**What to produce**
Each line of the listing that includes the string "ErrorComponent" is to be identified and copied.

**Input**
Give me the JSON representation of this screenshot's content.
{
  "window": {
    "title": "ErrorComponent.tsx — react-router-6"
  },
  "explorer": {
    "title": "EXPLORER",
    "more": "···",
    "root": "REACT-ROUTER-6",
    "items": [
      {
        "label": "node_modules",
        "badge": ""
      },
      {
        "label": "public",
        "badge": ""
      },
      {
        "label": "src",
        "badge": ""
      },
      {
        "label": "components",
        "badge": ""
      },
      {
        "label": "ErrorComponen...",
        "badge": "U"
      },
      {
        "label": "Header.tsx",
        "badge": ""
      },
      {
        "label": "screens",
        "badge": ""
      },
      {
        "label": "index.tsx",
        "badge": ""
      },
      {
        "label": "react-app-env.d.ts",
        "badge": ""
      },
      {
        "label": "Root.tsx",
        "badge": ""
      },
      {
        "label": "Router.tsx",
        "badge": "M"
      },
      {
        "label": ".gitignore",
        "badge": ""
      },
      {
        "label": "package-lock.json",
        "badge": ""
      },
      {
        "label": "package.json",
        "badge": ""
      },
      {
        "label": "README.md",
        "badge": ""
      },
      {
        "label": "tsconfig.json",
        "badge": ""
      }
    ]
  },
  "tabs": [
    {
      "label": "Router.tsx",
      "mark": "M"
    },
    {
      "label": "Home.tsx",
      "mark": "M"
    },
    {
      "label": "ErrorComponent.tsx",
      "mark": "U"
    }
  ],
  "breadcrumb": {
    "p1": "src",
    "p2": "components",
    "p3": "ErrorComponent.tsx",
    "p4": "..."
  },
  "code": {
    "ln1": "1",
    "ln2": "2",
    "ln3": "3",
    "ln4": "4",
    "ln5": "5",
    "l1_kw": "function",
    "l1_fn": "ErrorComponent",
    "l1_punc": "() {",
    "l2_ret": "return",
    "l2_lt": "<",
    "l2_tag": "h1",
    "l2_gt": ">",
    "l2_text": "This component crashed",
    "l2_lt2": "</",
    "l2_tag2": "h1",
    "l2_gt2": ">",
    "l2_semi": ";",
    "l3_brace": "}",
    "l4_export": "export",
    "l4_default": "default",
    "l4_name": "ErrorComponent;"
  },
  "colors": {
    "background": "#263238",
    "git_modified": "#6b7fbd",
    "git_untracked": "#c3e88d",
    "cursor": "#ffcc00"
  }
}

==

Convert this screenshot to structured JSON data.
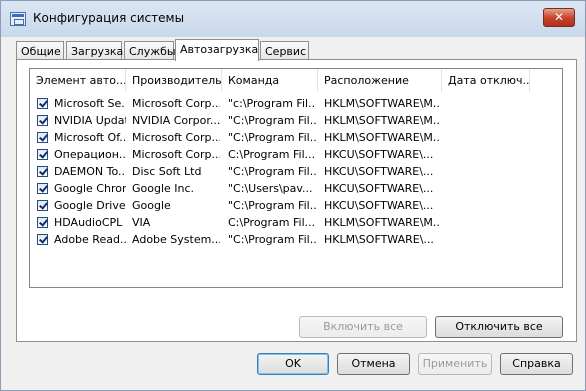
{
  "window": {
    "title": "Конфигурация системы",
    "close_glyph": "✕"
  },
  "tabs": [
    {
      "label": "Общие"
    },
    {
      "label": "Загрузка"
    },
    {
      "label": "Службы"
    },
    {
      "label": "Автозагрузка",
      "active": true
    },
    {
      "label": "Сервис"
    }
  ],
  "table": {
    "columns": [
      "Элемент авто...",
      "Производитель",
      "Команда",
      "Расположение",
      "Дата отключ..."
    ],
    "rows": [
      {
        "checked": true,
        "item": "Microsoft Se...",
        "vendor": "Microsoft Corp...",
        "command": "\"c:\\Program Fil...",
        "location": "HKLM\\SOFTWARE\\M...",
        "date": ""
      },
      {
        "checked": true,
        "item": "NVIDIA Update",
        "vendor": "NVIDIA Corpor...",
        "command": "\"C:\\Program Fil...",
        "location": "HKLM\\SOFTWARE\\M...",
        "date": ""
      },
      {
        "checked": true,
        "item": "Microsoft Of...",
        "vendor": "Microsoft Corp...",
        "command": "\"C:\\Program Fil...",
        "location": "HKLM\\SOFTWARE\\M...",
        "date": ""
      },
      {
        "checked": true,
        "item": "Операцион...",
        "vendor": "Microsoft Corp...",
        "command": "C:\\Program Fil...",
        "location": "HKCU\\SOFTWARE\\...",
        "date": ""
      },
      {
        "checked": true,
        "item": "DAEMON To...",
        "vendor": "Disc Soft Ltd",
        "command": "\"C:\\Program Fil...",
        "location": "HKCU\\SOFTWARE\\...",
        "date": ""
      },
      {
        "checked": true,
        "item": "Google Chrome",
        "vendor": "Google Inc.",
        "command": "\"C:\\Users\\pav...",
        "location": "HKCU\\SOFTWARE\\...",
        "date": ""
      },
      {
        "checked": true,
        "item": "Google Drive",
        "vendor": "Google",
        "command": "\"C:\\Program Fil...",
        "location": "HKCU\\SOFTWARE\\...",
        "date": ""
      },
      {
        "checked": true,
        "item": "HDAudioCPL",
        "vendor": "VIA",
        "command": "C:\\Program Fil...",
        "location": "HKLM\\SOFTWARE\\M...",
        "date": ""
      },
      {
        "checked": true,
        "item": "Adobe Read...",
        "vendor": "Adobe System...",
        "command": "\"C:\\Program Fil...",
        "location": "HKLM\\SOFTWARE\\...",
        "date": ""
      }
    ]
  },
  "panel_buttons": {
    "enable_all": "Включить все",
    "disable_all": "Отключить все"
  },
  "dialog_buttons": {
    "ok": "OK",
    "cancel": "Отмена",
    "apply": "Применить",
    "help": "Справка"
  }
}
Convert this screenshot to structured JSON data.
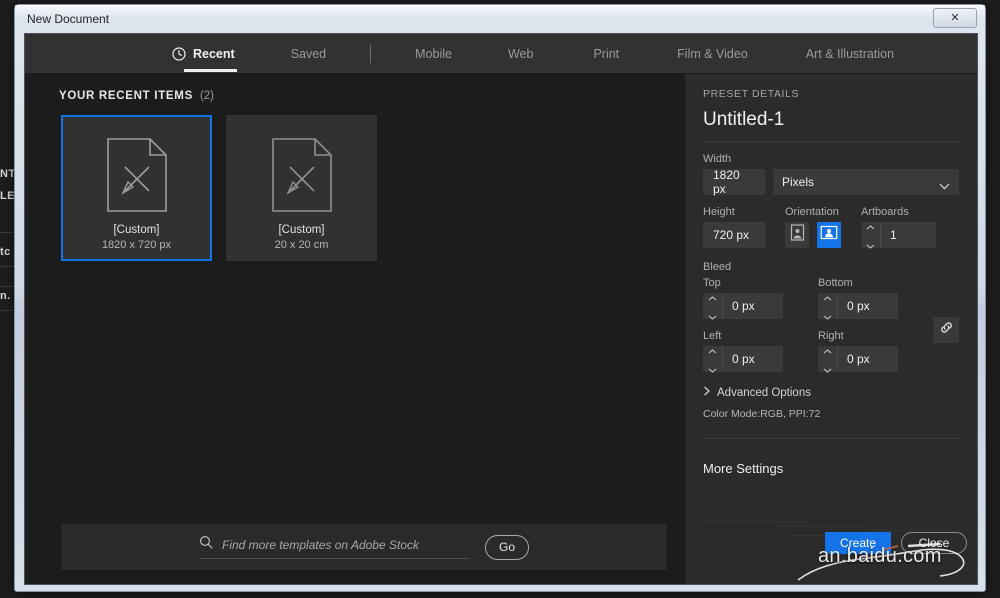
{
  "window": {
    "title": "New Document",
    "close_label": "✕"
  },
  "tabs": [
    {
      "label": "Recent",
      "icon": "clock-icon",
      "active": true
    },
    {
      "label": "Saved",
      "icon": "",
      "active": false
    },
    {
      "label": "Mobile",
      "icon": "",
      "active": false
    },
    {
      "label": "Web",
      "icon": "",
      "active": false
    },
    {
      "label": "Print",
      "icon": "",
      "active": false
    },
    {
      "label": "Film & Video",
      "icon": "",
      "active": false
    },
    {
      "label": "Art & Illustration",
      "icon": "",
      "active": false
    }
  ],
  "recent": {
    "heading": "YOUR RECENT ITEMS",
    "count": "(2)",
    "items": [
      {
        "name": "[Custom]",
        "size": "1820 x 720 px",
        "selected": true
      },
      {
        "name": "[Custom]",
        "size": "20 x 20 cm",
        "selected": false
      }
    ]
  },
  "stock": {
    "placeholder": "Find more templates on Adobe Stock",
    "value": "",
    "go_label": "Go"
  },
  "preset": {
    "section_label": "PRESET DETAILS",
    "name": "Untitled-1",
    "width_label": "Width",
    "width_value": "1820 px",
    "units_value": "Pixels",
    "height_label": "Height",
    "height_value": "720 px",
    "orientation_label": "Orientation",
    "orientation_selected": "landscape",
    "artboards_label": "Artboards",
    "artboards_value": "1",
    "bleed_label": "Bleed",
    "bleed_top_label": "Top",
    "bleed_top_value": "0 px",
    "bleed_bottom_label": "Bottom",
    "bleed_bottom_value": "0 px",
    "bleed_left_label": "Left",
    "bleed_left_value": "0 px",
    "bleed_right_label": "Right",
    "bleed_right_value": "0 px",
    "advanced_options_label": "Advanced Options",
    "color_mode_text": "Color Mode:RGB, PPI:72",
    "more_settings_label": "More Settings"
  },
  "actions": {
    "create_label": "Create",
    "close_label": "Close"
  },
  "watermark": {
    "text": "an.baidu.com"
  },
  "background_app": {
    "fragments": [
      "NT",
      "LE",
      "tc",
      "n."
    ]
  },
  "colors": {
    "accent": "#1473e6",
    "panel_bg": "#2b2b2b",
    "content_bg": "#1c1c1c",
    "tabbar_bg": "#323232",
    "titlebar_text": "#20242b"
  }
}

**Exercise answer**
    "title": "ErrorComponent.tsx — react-router-6"
      "label": "ErrorComponent.tsx",
    "p3": "ErrorComponent.tsx",
    "l1_fn": "ErrorComponent",
    "l4_name": "ErrorComponent;"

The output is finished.